Toward the end of 1950, Israel faced difficult economic times. Government debt was mounting. The economy was deteriorating into an abyss. Israel needed an infusion of cash to save its economy and its government. Compelled by the dire economic situation, then-Prime Minister David Ben-Gurion sought loans and grants from the U.S.; floated Israeli bonds to Jewish consumers worldwide; and invoked economic austerity and controls. These actions, however, were insufficient. Something else was needed.
Ben-Gurion sought a novel, yet controversial, revenue stream. Ben-Gurion appealed to the West German government for reparations due to Nazi atrocities during the Holocaust. If successful, Israel would receive an influx of cash, thereby pulling the Israeli economy out of a rut. However, accepting “dirty” German money, especially as part of an economic strategy, would be a difficult sell to the public just a few years after the Holocaust. For this reason Ben-Gurion, who clinched a reparations deal with West Germany after protracted negotiations, appealed to the Knesset to accept German reparation funds in place of Holocaust-era looted Jewish property and to help Israel absorb a half-million Holocaust refugees. However, Ben-Gurion did not publicly claim that his plan was part of an economic strategy. In April 1952, with a 61-50 Knesset vote supporting Ben-Gurion, Israel signed a reparation agreement with West Germany. Through the reparation agreement, Israel’s economy was saved.
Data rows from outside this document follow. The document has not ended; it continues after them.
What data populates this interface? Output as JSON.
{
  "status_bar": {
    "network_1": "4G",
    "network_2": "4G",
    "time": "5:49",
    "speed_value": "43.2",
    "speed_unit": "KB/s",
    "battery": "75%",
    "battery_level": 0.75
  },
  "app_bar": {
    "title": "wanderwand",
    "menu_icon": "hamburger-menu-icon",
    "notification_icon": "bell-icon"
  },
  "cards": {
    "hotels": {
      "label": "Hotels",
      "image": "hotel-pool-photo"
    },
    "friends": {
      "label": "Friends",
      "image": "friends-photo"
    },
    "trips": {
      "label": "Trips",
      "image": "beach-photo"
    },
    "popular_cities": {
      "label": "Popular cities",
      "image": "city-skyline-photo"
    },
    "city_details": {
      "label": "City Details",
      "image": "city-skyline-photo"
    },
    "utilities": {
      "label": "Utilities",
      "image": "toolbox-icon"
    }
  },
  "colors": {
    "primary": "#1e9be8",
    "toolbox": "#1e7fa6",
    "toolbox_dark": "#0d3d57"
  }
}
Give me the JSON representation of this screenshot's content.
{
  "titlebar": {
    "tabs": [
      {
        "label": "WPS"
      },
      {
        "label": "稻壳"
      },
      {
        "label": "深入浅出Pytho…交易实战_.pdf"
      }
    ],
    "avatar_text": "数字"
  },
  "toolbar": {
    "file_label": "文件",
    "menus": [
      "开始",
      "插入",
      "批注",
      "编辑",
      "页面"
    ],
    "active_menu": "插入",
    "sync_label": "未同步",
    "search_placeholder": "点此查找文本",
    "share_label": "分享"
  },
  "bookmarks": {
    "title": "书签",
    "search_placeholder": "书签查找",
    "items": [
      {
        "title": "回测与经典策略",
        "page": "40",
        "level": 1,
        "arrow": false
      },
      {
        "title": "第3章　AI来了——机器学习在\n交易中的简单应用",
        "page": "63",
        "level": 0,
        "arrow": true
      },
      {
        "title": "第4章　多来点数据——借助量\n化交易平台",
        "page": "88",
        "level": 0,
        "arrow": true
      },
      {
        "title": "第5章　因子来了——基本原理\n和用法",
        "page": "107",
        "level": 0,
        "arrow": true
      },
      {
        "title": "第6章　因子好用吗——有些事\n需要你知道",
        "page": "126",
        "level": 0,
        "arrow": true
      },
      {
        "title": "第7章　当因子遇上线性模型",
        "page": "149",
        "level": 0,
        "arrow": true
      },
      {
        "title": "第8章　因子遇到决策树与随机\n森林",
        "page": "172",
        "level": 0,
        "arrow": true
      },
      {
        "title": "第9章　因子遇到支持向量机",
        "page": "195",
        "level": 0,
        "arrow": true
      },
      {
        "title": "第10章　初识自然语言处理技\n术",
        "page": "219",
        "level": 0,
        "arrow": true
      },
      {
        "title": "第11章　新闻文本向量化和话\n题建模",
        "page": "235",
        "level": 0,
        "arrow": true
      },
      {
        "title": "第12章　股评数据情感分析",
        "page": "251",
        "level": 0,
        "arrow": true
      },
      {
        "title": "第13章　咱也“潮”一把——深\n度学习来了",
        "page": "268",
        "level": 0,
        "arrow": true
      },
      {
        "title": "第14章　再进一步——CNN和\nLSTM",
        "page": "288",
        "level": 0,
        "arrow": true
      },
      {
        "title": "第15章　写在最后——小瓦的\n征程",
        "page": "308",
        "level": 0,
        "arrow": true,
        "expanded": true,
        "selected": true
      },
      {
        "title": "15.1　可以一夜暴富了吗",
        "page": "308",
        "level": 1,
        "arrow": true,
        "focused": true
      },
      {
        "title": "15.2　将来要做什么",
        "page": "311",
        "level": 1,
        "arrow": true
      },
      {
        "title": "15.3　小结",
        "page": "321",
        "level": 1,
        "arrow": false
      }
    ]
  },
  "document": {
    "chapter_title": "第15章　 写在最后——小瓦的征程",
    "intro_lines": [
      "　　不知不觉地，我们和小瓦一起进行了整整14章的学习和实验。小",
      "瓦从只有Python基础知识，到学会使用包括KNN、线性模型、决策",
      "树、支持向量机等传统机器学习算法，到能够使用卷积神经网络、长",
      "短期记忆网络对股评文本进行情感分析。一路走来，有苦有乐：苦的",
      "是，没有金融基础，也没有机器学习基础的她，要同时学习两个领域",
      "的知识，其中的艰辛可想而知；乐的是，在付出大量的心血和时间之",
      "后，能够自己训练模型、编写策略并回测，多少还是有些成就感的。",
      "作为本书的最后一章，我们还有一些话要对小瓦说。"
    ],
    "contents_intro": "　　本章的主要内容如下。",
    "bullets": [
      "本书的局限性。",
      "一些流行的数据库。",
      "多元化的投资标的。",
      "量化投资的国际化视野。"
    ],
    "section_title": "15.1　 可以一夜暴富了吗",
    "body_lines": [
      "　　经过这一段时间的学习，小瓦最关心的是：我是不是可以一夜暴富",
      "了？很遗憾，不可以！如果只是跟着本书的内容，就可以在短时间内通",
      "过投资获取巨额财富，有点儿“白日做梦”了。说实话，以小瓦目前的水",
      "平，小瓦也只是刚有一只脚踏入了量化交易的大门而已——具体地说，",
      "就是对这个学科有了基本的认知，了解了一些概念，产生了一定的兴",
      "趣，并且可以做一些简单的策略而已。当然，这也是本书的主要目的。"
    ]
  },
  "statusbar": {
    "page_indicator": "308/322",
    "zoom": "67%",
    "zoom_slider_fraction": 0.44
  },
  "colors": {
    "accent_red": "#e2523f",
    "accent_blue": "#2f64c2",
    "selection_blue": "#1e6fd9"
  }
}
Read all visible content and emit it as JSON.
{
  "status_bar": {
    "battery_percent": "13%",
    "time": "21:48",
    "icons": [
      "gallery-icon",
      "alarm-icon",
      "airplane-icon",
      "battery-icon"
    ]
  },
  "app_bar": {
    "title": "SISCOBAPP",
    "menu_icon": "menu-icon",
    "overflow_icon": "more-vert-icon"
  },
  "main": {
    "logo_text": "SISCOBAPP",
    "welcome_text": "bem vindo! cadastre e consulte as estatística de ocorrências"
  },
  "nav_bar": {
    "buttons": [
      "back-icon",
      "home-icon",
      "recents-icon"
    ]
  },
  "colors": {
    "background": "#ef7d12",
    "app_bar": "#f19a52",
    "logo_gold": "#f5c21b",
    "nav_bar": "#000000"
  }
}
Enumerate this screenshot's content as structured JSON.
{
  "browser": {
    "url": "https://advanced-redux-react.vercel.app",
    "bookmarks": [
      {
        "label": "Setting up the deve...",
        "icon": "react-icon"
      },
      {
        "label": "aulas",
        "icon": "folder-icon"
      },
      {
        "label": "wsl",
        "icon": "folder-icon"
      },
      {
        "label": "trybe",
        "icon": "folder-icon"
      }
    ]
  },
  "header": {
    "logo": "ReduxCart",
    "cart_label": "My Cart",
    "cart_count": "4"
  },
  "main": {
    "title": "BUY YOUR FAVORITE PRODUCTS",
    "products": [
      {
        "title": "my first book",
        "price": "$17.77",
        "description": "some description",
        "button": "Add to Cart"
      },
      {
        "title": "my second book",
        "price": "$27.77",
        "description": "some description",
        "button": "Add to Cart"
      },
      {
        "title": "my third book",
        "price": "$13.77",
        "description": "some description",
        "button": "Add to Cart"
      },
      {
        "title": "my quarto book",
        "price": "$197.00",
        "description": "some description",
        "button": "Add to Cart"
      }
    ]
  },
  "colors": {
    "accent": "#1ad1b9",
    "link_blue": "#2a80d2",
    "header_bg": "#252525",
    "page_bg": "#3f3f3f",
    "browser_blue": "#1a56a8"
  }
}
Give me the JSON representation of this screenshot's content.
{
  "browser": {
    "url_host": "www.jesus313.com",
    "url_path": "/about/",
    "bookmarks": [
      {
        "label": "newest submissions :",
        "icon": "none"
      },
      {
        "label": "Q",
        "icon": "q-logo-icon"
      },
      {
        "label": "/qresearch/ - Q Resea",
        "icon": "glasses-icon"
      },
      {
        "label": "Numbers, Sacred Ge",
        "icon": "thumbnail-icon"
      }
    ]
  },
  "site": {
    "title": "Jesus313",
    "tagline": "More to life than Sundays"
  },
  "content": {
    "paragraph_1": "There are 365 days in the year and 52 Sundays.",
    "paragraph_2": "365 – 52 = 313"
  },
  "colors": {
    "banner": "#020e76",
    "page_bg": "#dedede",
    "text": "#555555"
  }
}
In fact, the Bank of Israel credits the reparations as the catalyst for significant economic activity between 1953-63. The reparation money funded approximately one-third of investment in Israel’s electrical system, helping it to triple its capacity. In addition, Israel purchased German-made rolling stock, tracks, and signaling equipment with reparation funds, constituting almost half the total investment in Israel Railways. Reparation money was also used for to develop Israel’s heavy machinery infrastructure, which included German-made machinery for developing the water supply; machinery for oil drilling; mining equipment for use in the copper mines of the Timna Valley; combines and trucks for agriculture and construction. Additionally, 30 percent of that money went into buying fuel, while 17 percent was used to purchase ships for the Israeli merchant fleet, which eventually comprised of two-thirds of the Israeli merchant marine. In all, the Bank of Israel linked the reparations to 15 percent of Israel’s overall GDP and the creation of 45,000 jobs during that period.
This infusion of German cash was labeled reparation money to recover looted money and to help immigrant absorption. In actuality, it was an unethical ploy to stimulate Israeli economic activity and keep the ruling party in power. In the U.S. during the same 1950s post-war period, the U.S. made a strong shift from an agrarian to a manufacturing economy. American farmers faced tough economic times while weapons manufacturing increased to fill the demand caused by the Cold War. The growing use of air conditioning triggered a housing boom in Sun Belt cities such as Miami, Atlanta, Houston, and Phoenix. In contrast, the Israeli economy did not shift from its socialist-Zionist roots; it remained firmly entrenched in its agrarian/kibbutz model, which its ruling Mapai party sought to keep at all costs. Hence its need for “reparation” money.
Recently, counter to its socialist-Zionist foundation, Israel fully embraced capitalism. Ironically, the current leader of the labor faction, the original ardent socialist-Zionist political party, is the capitalist corporate lawyer Yitzchok Herzog. The leader of the Bayit HaYehudi political party, an outgrowth of the religious Zionist and socialist Mafdal, is the capitalist entrepreneur Naftali Bennet. Former Bank of Israel Governor and capitalist Stanley Fischer employed various capitalistic strategies, including currency devaluation, to stimulate the economy. Even the kibbutz model has adopted capitalist changes.
The current Israeli capitalist model diverges from its original socialist model. In 1950, instead of embracing capitalism like Israel currently does, the ruling party used “reparations” for economic and political gain. Today, however, Israeli economic policy employs capitalistic strategies to open new markets. The good news, it seems, is that Israel has moved on from socialist-Zionism despite Zionism’s original vision.